PROBLEM TO WORK ON
Only lines with the string "fichiers" are wanted. Pull them out of the data.

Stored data
►

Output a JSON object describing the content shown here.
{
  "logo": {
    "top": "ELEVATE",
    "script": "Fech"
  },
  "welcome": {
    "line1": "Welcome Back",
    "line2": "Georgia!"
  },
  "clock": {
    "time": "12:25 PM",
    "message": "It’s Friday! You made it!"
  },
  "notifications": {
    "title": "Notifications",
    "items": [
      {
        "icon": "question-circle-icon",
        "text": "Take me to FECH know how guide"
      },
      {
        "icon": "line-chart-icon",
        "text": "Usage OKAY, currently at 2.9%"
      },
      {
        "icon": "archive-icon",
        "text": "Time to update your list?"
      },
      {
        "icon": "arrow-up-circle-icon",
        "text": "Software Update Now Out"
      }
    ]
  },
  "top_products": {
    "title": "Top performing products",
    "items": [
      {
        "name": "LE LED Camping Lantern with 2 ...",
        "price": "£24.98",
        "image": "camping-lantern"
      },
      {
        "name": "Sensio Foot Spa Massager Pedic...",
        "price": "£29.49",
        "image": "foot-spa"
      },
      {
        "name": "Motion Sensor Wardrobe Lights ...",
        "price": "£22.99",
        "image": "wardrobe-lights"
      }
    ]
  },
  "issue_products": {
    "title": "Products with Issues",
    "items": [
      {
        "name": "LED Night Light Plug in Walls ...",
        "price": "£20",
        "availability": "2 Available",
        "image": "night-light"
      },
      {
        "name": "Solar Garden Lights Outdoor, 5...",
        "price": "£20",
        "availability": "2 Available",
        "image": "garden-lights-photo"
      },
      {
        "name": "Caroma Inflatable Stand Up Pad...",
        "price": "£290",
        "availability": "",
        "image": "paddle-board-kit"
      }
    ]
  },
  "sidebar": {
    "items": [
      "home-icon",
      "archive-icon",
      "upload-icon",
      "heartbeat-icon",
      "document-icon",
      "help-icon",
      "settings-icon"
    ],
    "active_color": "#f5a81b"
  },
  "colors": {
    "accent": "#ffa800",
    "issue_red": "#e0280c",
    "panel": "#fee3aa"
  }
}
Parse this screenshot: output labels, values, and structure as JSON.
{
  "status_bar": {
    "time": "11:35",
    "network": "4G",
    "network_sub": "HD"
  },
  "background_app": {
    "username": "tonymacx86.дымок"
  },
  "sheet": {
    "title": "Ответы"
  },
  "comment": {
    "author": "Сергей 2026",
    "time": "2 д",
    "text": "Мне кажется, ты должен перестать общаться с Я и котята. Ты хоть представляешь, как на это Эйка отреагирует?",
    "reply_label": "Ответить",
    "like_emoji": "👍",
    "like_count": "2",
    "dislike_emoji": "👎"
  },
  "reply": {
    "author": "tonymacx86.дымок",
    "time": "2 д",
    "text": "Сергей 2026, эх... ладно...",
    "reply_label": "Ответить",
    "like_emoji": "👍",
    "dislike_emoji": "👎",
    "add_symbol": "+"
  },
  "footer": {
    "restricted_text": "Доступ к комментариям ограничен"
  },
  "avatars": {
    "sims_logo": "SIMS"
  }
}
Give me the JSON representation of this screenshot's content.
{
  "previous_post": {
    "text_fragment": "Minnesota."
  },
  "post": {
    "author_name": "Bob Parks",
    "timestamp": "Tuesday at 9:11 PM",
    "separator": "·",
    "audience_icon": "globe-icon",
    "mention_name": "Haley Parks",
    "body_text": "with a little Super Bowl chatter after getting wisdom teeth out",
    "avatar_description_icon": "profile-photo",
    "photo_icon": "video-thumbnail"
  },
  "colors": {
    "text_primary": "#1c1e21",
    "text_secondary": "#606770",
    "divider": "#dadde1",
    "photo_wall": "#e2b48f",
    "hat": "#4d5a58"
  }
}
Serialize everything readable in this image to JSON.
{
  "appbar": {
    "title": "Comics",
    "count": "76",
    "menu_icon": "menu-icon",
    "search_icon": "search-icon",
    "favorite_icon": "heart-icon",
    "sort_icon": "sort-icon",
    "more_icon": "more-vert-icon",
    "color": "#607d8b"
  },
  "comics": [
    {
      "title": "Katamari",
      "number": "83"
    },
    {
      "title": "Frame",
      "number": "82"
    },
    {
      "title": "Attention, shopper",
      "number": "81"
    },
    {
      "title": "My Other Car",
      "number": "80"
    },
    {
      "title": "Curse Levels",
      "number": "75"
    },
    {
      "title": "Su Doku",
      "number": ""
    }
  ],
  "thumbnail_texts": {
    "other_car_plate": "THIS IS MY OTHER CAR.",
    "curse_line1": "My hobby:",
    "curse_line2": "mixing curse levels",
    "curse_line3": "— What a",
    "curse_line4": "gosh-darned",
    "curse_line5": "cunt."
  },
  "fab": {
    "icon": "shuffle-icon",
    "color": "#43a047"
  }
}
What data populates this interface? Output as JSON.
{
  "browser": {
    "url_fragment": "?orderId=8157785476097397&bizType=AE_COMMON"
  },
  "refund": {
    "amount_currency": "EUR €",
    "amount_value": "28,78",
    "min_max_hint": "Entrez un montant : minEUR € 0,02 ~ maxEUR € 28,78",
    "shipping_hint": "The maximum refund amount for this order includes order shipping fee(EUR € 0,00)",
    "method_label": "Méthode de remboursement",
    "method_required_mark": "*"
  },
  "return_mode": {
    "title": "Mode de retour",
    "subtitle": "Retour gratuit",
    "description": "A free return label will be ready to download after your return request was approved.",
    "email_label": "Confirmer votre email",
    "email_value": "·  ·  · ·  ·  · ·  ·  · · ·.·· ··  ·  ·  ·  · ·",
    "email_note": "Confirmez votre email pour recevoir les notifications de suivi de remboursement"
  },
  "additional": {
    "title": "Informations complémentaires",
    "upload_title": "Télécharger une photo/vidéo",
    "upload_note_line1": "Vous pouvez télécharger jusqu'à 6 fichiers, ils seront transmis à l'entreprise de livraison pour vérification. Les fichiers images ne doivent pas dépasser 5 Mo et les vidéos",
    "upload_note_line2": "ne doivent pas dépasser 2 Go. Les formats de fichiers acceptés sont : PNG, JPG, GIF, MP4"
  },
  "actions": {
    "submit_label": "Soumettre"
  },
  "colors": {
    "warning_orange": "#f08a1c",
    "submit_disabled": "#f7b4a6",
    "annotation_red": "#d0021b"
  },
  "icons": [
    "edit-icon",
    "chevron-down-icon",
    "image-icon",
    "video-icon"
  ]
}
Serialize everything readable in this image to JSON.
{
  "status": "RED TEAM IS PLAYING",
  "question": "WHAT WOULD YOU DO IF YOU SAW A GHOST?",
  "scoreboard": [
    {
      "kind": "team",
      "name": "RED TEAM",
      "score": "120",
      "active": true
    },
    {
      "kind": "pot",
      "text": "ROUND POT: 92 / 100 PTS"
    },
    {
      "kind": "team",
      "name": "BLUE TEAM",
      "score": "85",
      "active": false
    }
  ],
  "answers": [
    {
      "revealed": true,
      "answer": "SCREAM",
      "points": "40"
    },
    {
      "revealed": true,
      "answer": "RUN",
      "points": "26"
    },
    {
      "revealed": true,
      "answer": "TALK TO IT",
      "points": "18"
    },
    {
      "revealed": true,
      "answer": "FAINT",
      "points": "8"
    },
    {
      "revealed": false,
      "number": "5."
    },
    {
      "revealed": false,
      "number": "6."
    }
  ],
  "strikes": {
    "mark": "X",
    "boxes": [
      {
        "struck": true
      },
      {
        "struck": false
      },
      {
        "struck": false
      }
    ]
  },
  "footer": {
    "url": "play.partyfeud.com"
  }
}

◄

THE COMPLETED TASK
    "upload_note_line1": "Vous pouvez télécharger jusqu'à 6 fichiers, ils seront transmis à l'entreprise de livraison pour vérification. Les fichiers images ne doivent pas dépasser 5 Mo et les vidéos",
    "upload_note_line2": "ne doivent pas dépasser 2 Go. Les formats de fichiers acceptés sont : PNG, JPG, GIF, MP4"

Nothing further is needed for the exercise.